This case happened in Ireland. But it is not isolated. Just this past summer, a teen in the Dominican Republic died because she was denied chemotherapy for cancer. Countless others die every day, but without press coverage we just don’t see or hear about them. As Ipas notes, Women in El Salvador and Mexico have been put in jail for both abortions and “suspicious” miscarriages. Young girls in Argentina and Brazil, victims of violence and incest, have been denied safe abortion care. A total abortion ban in Nicaragua means that not only do women die for lack of safe abortion care, but that untold numbers of women and girls who are the victims of violence are forced to endure pregnancy and childbearing against their will.

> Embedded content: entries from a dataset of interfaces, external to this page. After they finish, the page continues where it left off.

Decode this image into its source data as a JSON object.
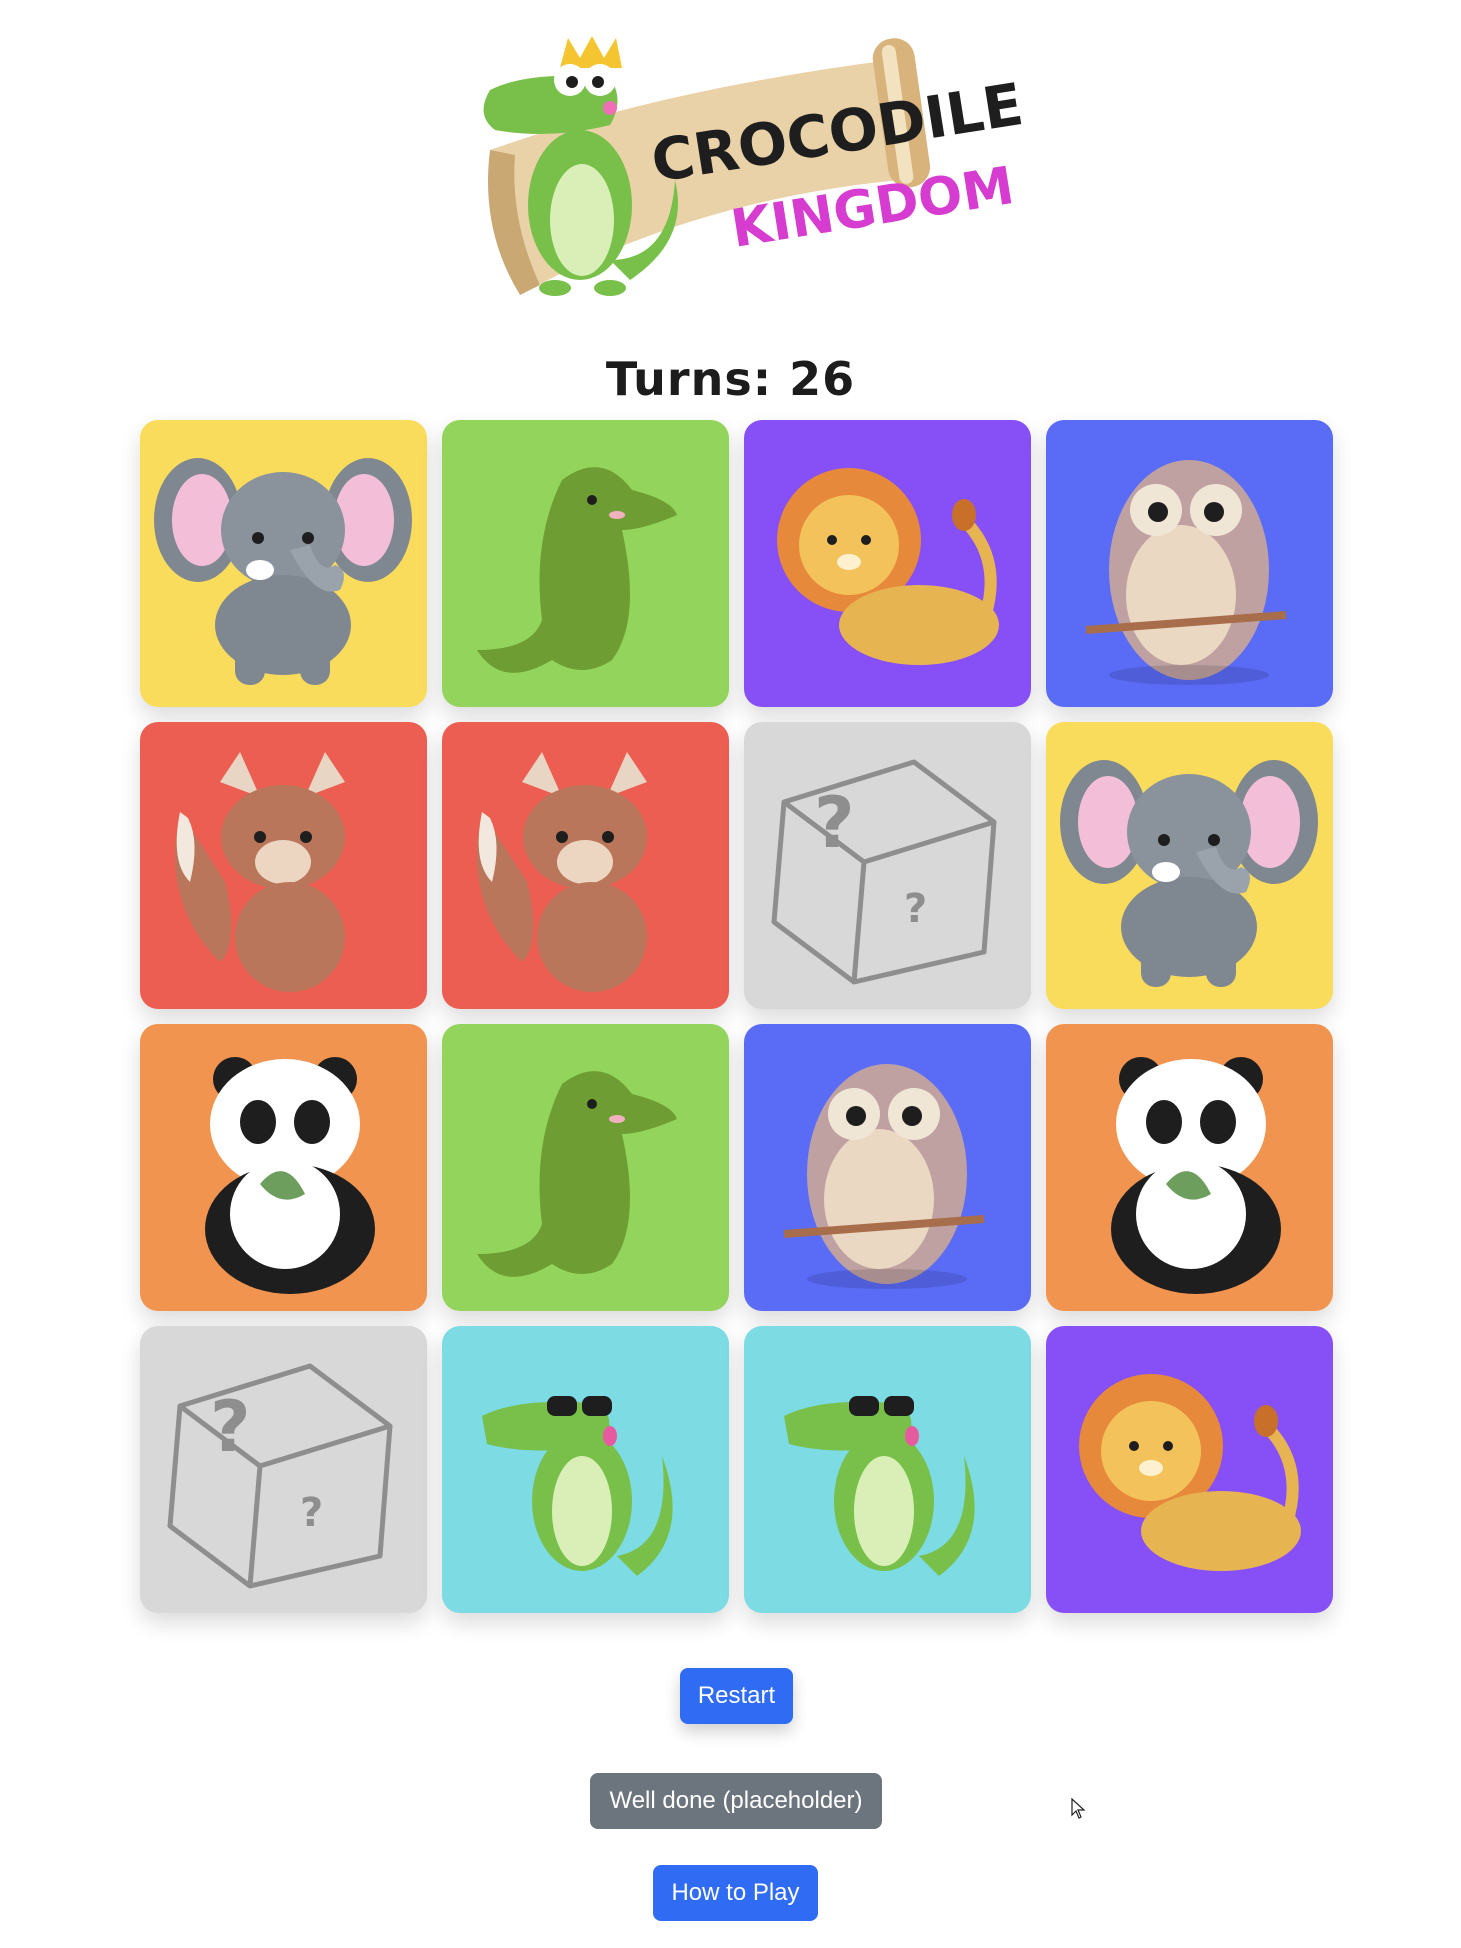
{
  "logo": {
    "line1": "CROCODILE",
    "line2": "KINGDOM",
    "line1_color": "#1e1e1e",
    "line2_color": "#d63ccf"
  },
  "turns_label": "Turns: 26",
  "colors": {
    "yellow": "#f9dc5c",
    "green": "#93d55c",
    "purple": "#8750f6",
    "blue": "#5a6cf6",
    "red": "#ec5e52",
    "orange": "#f09450",
    "cyan": "#7cdbe3",
    "hidden": "#d8d8d8",
    "button_primary": "#2f6bf3",
    "button_secondary": "#6c757d"
  },
  "board": {
    "rows": 4,
    "columns": 4,
    "cards": [
      {
        "animal": "elephant",
        "state": "revealed",
        "color": "#f9dc5c"
      },
      {
        "animal": "crocodile",
        "state": "revealed",
        "color": "#93d55c"
      },
      {
        "animal": "lion",
        "state": "revealed",
        "color": "#8750f6"
      },
      {
        "animal": "owl",
        "state": "revealed",
        "color": "#5a6cf6"
      },
      {
        "animal": "fox",
        "state": "revealed",
        "color": "#ec5e52"
      },
      {
        "animal": "fox",
        "state": "revealed",
        "color": "#ec5e52"
      },
      {
        "animal": "mystery-dice",
        "state": "hidden",
        "color": "#d8d8d8"
      },
      {
        "animal": "elephant",
        "state": "revealed",
        "color": "#f9dc5c"
      },
      {
        "animal": "panda",
        "state": "revealed",
        "color": "#f09450"
      },
      {
        "animal": "crocodile",
        "state": "revealed",
        "color": "#93d55c"
      },
      {
        "animal": "owl",
        "state": "revealed",
        "color": "#5a6cf6"
      },
      {
        "animal": "panda",
        "state": "revealed",
        "color": "#f09450"
      },
      {
        "animal": "mystery-dice",
        "state": "hidden",
        "color": "#d8d8d8"
      },
      {
        "animal": "cool-crocodile",
        "state": "revealed",
        "color": "#7cdbe3"
      },
      {
        "animal": "cool-crocodile",
        "state": "revealed",
        "color": "#7cdbe3"
      },
      {
        "animal": "lion",
        "state": "revealed",
        "color": "#8750f6"
      }
    ]
  },
  "buttons": {
    "restart": "Restart",
    "well_done": "Well done (placeholder)",
    "how_to_play": "How to Play"
  }
}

And if they have their way, anti-choice fanatics in the United States want this country to join these others in denying women their very personhood. There is H.R. 3, the Let Women Die Act, passed in the last Congress by the rabidly anti-woman House majority. There is the “Sanctity Of Human Life [As Long As You Are Not Female] Act,” so strongly supported by recent Vice Presidential candidate and current congressman, Paul Ryan (R-WI). There are heartbeat bans, and bans on medication abortion, laws that force doctors to lie to women, and laws that force women to undergo unnecessary trans-vaginal and abdominal ultrasounds. There are attacks on Planned Parenthood and Title X, past and future. And in addition to the terrorism and accosting of women in evidence wherever safe abortion care is provided, there is harassment at clinics that do not even provide abortions.
These are the lives of your sister, your mother, your daughter, your aunt, your friends, and your colleagues. These are the lives at stake. These are the very people that the fanatical anti-choice and religious right see as “not people.”

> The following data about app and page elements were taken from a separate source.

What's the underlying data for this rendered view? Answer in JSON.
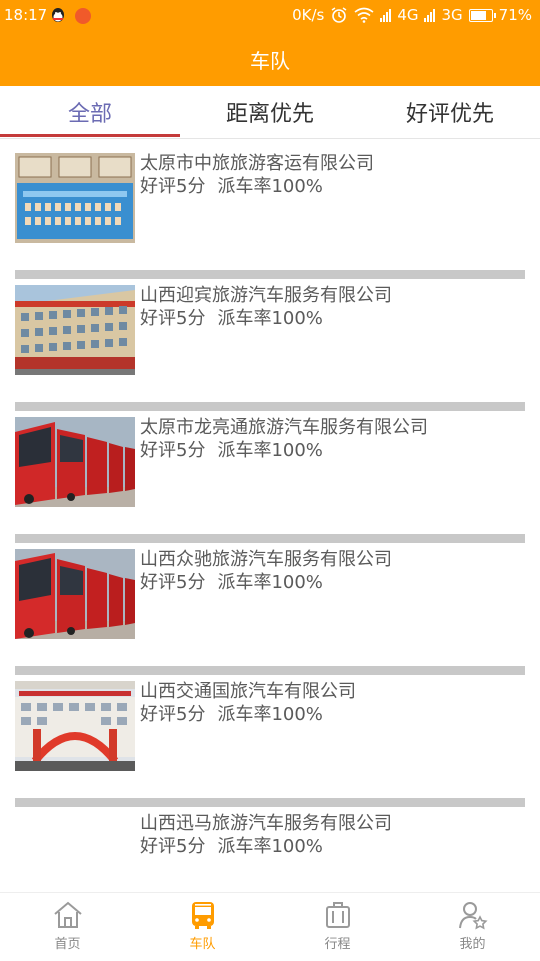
{
  "status_bar": {
    "time": "18:17",
    "net_speed": "0K/s",
    "net1": "4G",
    "net2": "3G",
    "battery": "71%",
    "icons": [
      "qq-icon",
      "notification-icon",
      "alarm-icon",
      "wifi-icon",
      "signal-icon",
      "battery-icon"
    ]
  },
  "header": {
    "title": "车队"
  },
  "tabs": [
    {
      "label": "全部",
      "active": true
    },
    {
      "label": "距离优先",
      "active": false
    },
    {
      "label": "好评优先",
      "active": false
    }
  ],
  "companies": [
    {
      "name": "太原市中旅旅游客运有限公司",
      "rating": "好评5分",
      "dispatch": "派车率100%"
    },
    {
      "name": "山西迎宾旅游汽车服务有限公司",
      "rating": "好评5分",
      "dispatch": "派车率100%"
    },
    {
      "name": "太原市龙亮通旅游汽车服务有限公司",
      "rating": "好评5分",
      "dispatch": "派车率100%"
    },
    {
      "name": "山西众驰旅游汽车服务有限公司",
      "rating": "好评5分",
      "dispatch": "派车率100%"
    },
    {
      "name": "山西交通国旅汽车有限公司",
      "rating": "好评5分",
      "dispatch": "派车率100%"
    },
    {
      "name": "山西迅马旅游汽车服务有限公司",
      "rating": "好评5分",
      "dispatch": "派车率100%"
    }
  ],
  "bottom_nav": [
    {
      "label": "首页",
      "icon": "home-icon",
      "active": false
    },
    {
      "label": "车队",
      "icon": "bus-icon",
      "active": true
    },
    {
      "label": "行程",
      "icon": "luggage-icon",
      "active": false
    },
    {
      "label": "我的",
      "icon": "user-icon",
      "active": false
    }
  ],
  "colors": {
    "accent": "#FF9C00",
    "tab_active": "#6b6bb3",
    "tab_underline": "#c43a3a"
  }
}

They are all Savita Halappanavar.
We are all Savita Halappanavar.
But we do not have to die at the hands of misogynists.
In honor of Savita Halappanavar; in honor of the nearly 22 million women worldwide each year who endure unsafe aborton; in honor of the 47,000 women per year worldwide who die from complications of unsafe abortion and the estimated 10 times that number who suffer long-term health consequences; in honor of the millions of women who do not have access to contraception, who have no control over whether and with whom they have sex or and whether or with whom they have children, we can fight back. In honor of the young girls married young and the women forced to bear children long past the point they are able to care for more… for all these women, we must continue to act, to liberalize abortion laws, ensure every woman has access, remove the stigma, and trust women, like Savita, who know when it is time to end even the most wanted pregnancy.
Because she deserved to live. We deserve to live. We are people.